We grabbed samples at Home Depot and painted swatches of each on the sun room ceiling.


What do you think? We had several people over on the Fourth and everyone seemed to think that the middle swatch (Old Pickup Blue) was our Goldilocks color; not too green, not too blue, but juuuust right. And you know what? We totally agreed! In the photo above it doesn’t look all the green but here’s a look at the full chip of colors in the family.


If you look at the darker colors on the chip, there’s definitely alot of green them. In fact, “Beau Green” looks alot like “Dragonfly” which is the color of our bookshelves.


We think it will tie in nicely and that’s important since you can see the ceiling of the sun room when you’re sitting in the living room. The bookshelves are on the sun room’s wall so I think it will help bring out the green in the ceiling color.

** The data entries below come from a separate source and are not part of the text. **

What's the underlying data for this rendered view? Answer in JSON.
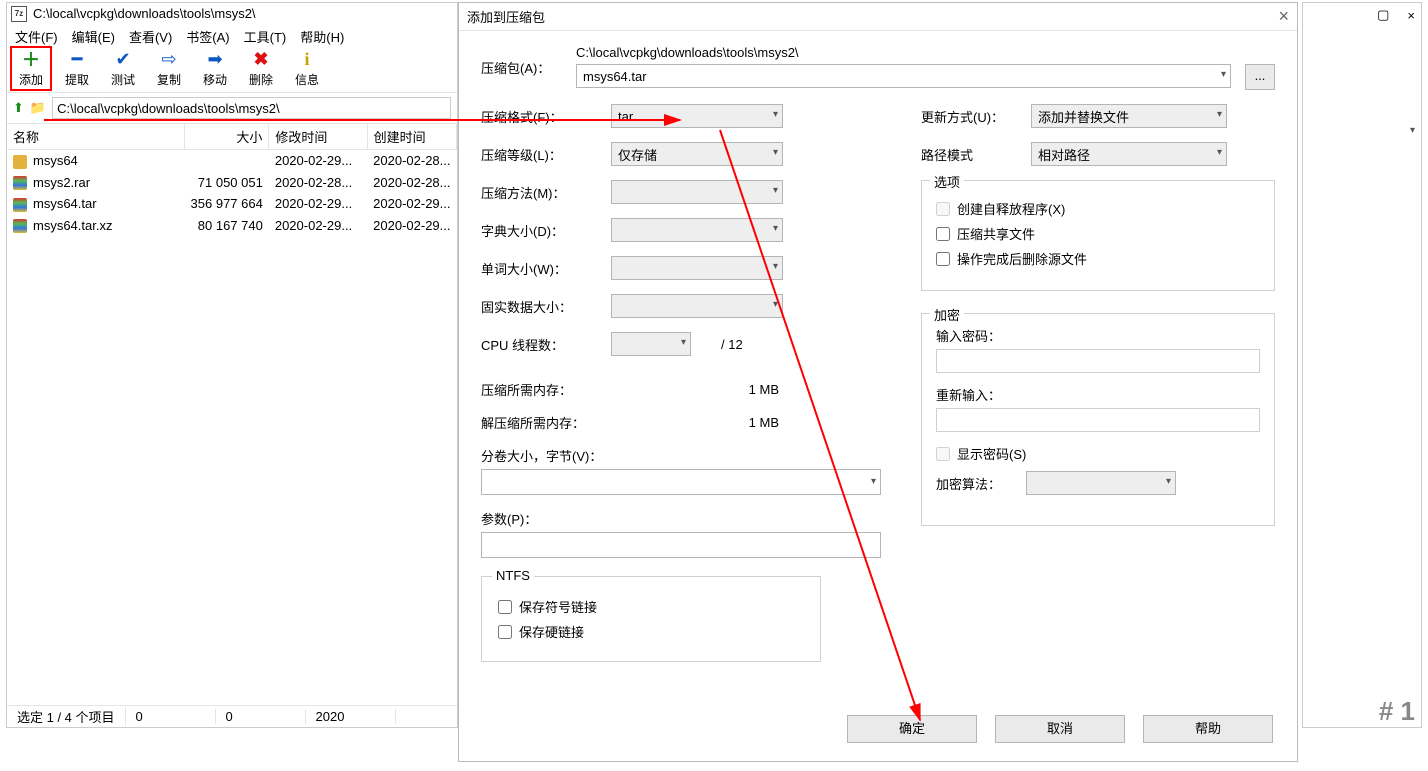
{
  "fm": {
    "title_path": "C:\\local\\vcpkg\\downloads\\tools\\msys2\\",
    "menu": {
      "file": "文件(F)",
      "edit": "编辑(E)",
      "view": "查看(V)",
      "bookmark": "书签(A)",
      "tools": "工具(T)",
      "help": "帮助(H)"
    },
    "toolbar": {
      "add": "添加",
      "extract": "提取",
      "test": "测试",
      "copy": "复制",
      "move": "移动",
      "delete": "删除",
      "info": "信息"
    },
    "path_value": "C:\\local\\vcpkg\\downloads\\tools\\msys2\\",
    "columns": {
      "name": "名称",
      "size": "大小",
      "mtime": "修改时间",
      "ctime": "创建时间"
    },
    "rows": [
      {
        "icon": "fold",
        "name": "msys64",
        "size": "",
        "mtime": "2020-02-29...",
        "ctime": "2020-02-28..."
      },
      {
        "icon": "arch",
        "name": "msys2.rar",
        "size": "71 050 051",
        "mtime": "2020-02-28...",
        "ctime": "2020-02-28..."
      },
      {
        "icon": "arch",
        "name": "msys64.tar",
        "size": "356 977 664",
        "mtime": "2020-02-29...",
        "ctime": "2020-02-29..."
      },
      {
        "icon": "arch",
        "name": "msys64.tar.xz",
        "size": "80 167 740",
        "mtime": "2020-02-29...",
        "ctime": "2020-02-29..."
      }
    ],
    "status": {
      "sel": "选定 1 / 4 个项目",
      "c1": "0",
      "c2": "0",
      "c3": "2020"
    }
  },
  "dlg": {
    "title": "添加到压缩包",
    "archive_path": "C:\\local\\vcpkg\\downloads\\tools\\msys2\\",
    "labels": {
      "archive": "压缩包(A)：",
      "format": "压缩格式(F)：",
      "level": "压缩等级(L)：",
      "method": "压缩方法(M)：",
      "dict": "字典大小(D)：",
      "word": "单词大小(W)：",
      "solid": "固实数据大小：",
      "threads": "CPU 线程数：",
      "mem_c": "压缩所需内存：",
      "mem_d": "解压缩所需内存：",
      "split": "分卷大小，字节(V)：",
      "params": "参数(P)：",
      "update": "更新方式(U)：",
      "pathmode": "路径模式",
      "options": "选项",
      "sfx": "创建自释放程序(X)",
      "share": "压缩共享文件",
      "delsrc": "操作完成后删除源文件",
      "enc": "加密",
      "pw1": "输入密码：",
      "pw2": "重新输入：",
      "showpw": "显示密码(S)",
      "encmethod": "加密算法：",
      "ntfs": "NTFS",
      "symlink": "保存符号链接",
      "hardlink": "保存硬链接"
    },
    "values": {
      "archive_name": "msys64.tar",
      "format": "tar",
      "level": "仅存储",
      "method": "",
      "dict": "",
      "word": "",
      "solid": "",
      "threads": "",
      "threads_max": "/ 12",
      "mem_c": "1 MB",
      "mem_d": "1 MB",
      "update": "添加并替换文件",
      "pathmode": "相对路径",
      "encmethod": ""
    },
    "buttons": {
      "ok": "确定",
      "cancel": "取消",
      "help": "帮助",
      "browse": "..."
    }
  },
  "bgwin": {
    "bottom": "# 1"
  }
}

Since we also have a light blue on the living/dining room walls, (BM’s Constellation if you’re curious) I am hopeful they the three blues look cohesive and don’t compete with one another.   

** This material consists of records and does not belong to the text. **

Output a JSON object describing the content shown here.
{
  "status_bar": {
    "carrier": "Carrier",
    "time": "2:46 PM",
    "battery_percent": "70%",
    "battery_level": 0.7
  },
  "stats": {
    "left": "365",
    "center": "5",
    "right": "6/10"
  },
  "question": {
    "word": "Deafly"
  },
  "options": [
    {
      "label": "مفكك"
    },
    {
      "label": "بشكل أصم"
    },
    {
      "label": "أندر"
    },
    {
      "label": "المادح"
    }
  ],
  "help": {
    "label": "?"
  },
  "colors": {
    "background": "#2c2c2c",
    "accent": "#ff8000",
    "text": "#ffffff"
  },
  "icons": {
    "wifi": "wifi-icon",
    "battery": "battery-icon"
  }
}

So that’s where we are. Starting a new and hopefully long-term relationship with an Old Pickup Truck. We’ve got some prep work still to do before we can get to painting, but we are still aiming to be done by the end of the weekend.  

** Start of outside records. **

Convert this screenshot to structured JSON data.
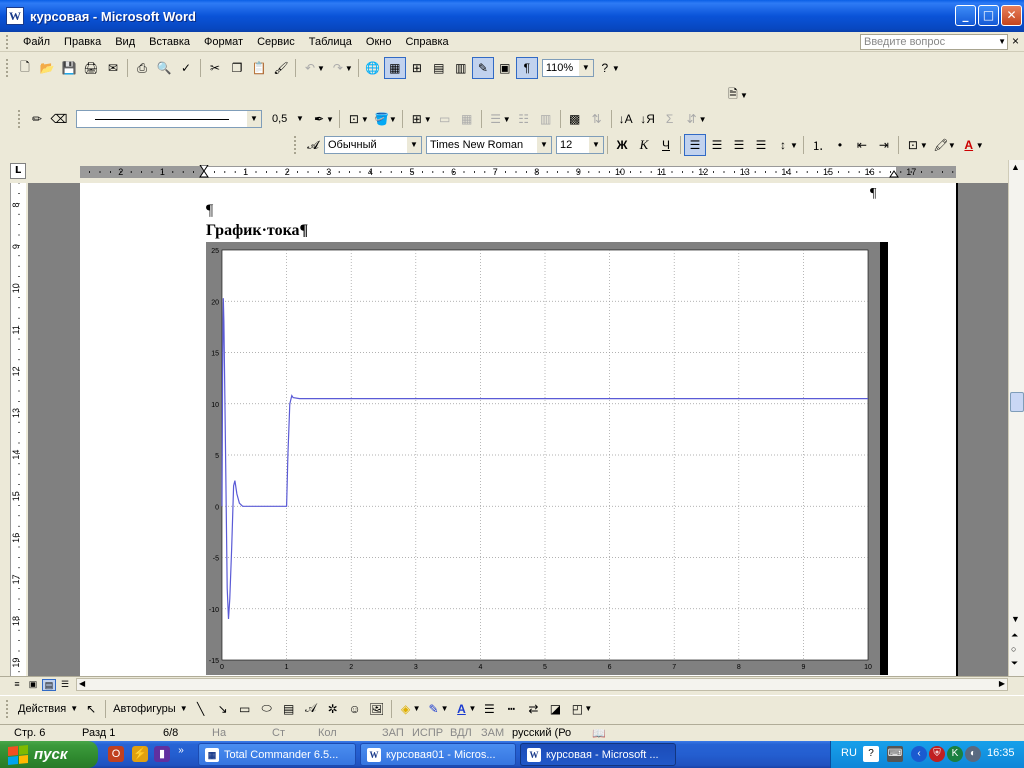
{
  "window": {
    "title": "курсовая - Microsoft Word",
    "controls": [
      "_",
      "□",
      "✕"
    ]
  },
  "menu": {
    "items": [
      "Файл",
      "Правка",
      "Вид",
      "Вставка",
      "Формат",
      "Сервис",
      "Таблица",
      "Окно",
      "Справка"
    ],
    "ask_placeholder": "Введите вопрос"
  },
  "toolbar_standard": {
    "zoom": "110%"
  },
  "toolbar_drawing_lines": {
    "line_weight": "0,5"
  },
  "toolbar_formatting": {
    "style": "Обычный",
    "font": "Times New Roman",
    "size": "12",
    "bold": "Ж",
    "italic": "К",
    "underline": "Ч"
  },
  "ruler": {
    "horizontal_labels": [
      "3",
      "2",
      "1",
      "1",
      "2",
      "3",
      "4",
      "5",
      "6",
      "7",
      "8",
      "9",
      "10",
      "11",
      "12",
      "13",
      "14",
      "15",
      "16",
      "17"
    ],
    "vertical_labels": [
      "8",
      "9",
      "10",
      "11",
      "12",
      "13",
      "14",
      "15",
      "16",
      "17",
      "18",
      "19"
    ]
  },
  "document": {
    "pilcrow": "¶",
    "heading": "График·тока¶"
  },
  "chart_data": {
    "type": "line",
    "xlim": [
      0,
      10
    ],
    "ylim": [
      -15,
      25
    ],
    "x_ticks": [
      "0",
      "1",
      "2",
      "3",
      "4",
      "5",
      "6",
      "7",
      "8",
      "9",
      "10"
    ],
    "y_ticks": [
      "25",
      "20",
      "15",
      "10",
      "5",
      "0",
      "-5",
      "-10",
      "-15"
    ],
    "grid": true,
    "line_color": "#5a5ad6",
    "series": [
      {
        "x": [
          0,
          0.01,
          0.02,
          0.03,
          0.05,
          0.08,
          0.1,
          0.12,
          0.15,
          0.18,
          0.2,
          0.23,
          0.27,
          0.32,
          0.4,
          0.6,
          1.0,
          1.02,
          1.05,
          1.08,
          1.1,
          1.2,
          1.5,
          3,
          5,
          7,
          10
        ],
        "y": [
          0,
          13,
          20.3,
          18,
          8,
          -8,
          -11,
          -9,
          -4,
          2,
          2.5,
          1.2,
          0.3,
          0,
          0,
          0,
          0,
          5,
          10,
          10.8,
          10.6,
          10.5,
          10.5,
          10.5,
          10.5,
          10.5,
          10.5
        ]
      }
    ]
  },
  "drawing_bar": {
    "actions": "Действия",
    "autoshapes": "Автофигуры"
  },
  "status": {
    "page": "Стр. 6",
    "section": "Разд 1",
    "pages": "6/8",
    "at": "На",
    "line": "Ст",
    "col": "Кол",
    "rec": "ЗАП",
    "trk": "ИСПР",
    "ext": "ВДЛ",
    "ovr": "ЗАМ",
    "language": "русский (Ро"
  },
  "taskbar": {
    "start": "пуск",
    "tasks": [
      {
        "label": "Total Commander 6.5..."
      },
      {
        "label": "курсовая01 - Micros..."
      },
      {
        "label": "курсовая - Microsoft ..."
      }
    ],
    "lang": "RU",
    "clock": "16:35"
  }
}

What do you think? Did we make the right call?  Would you have preferred a different shade? Or are you staying out of it because blues scare you too?


Ceiling Progress

We’ve almost got the ceiling up. And it’s looking awesome. Ok, it’s not really looking all that awesome yet. But you can tell that it’s going to look awesome. That’s basically the same thing, right?

After we finished installing all the insulation, we added wood shims between the rows so that the old ceiling panels would be be the same thickness as the new ones.. Image

After we got this done, it was time to start putting the ceiling panels back up. We wanted to re-use as many of the original panels as we could so we removed all the nails from the boards and if they didn’t split too much when we were taking them down, they were placed in the “re-use” pile. Before we could put them back up, we needed to give them a light sanding so that they would take primer and paint and therefore, look new once we were finished. Here I am sanding some of the boards.


Mark did alot of the sanding himself, but when I had time, I would sand and he would measure and cut the boards, then nail them to the ceiling.



When it came time to install a board where an electrical junction was, he used a jigsaw to cut out the wood around the junction box.


It’s a perfect fit!


We didn’t have enough old wood boards to completely finish the ceiling because some split when we took them down and we cut them to different lengths so there was some scrap waste, but I’d say we were able to cover about 3/4 of the ceiling with what we had. Here’s how it looked about half way through.


What we didn’t realize until we got the ceiling panels back up is how dirty they were. Even after a good sanding, the boards looked like this up close.


Given this, we think a good coat of primer is definitely in store before we paint. And speaking of paint, we have started to think about the color as we’ll be painting the ceiling before we start tackling the floor. That way we don’t have to worry about drips which is especially nice when painting overheard. Here’s a little sneak preview of the ceiling that’s completed with a few paint samples already taped to the boards.


I will be back later this week with a full post about ceiling color. As you can see, we are thinking about a light blue and man are there alot of choices.  Is it just me or is blue a hard color to get right?

Before then, however, we have to finish the rest of the ceiling with store bought boards.  We hope to have that done before we celebrate the 4th, that way we can take advantage of some good paint discounts over the weekend.  If all goes well, we will be done with the ceiling by Sunday. *Happy Dance.*

Happy Fourth of July everyone.  Don’t go too crazy with the firecrackers.